**TASK GOAL:**
Which lines in the records below contain the word "instructor"? Copy each one out.

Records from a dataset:
□ □ □ □ □ □ □
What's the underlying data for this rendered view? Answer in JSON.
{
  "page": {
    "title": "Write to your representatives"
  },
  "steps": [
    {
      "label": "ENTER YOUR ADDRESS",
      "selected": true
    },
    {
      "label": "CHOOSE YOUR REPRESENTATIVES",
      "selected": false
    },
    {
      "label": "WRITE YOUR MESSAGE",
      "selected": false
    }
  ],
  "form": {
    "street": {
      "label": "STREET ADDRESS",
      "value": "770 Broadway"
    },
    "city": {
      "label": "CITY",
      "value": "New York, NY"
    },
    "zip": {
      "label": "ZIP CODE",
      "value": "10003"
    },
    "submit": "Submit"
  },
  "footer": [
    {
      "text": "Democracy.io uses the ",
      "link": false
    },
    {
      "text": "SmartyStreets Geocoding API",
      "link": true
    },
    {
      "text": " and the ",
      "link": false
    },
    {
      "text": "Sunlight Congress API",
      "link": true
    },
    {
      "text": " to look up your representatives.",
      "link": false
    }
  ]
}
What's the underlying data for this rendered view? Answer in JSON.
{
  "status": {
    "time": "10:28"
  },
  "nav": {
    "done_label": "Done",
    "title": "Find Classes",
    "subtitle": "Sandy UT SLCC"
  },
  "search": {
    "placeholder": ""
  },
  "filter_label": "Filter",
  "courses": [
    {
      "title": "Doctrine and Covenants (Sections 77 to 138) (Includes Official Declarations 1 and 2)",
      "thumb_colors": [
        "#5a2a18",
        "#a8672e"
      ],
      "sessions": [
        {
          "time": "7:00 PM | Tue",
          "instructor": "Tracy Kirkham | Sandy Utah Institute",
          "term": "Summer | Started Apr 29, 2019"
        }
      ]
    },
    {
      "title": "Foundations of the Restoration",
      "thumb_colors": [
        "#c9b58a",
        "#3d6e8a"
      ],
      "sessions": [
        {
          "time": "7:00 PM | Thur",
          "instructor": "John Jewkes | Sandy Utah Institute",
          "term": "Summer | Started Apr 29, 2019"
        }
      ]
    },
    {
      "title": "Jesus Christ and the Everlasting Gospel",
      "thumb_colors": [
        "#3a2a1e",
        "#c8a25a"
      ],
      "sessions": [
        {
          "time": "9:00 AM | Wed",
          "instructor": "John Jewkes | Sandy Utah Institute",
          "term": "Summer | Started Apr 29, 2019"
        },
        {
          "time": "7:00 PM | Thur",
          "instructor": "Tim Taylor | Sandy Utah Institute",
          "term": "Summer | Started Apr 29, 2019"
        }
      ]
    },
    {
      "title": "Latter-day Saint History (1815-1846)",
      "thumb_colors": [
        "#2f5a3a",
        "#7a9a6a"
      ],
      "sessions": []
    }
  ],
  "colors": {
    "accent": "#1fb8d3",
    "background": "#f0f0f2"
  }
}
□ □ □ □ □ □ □
**EXERCISE OUTPUT:**
          "instructor": "Tracy Kirkham | Sandy Utah Institute",
          "instructor": "John Jewkes | Sandy Utah Institute",
          "instructor": "John Jewkes | Sandy Utah Institute",
          "instructor": "Tim Taylor | Sandy Utah Institute",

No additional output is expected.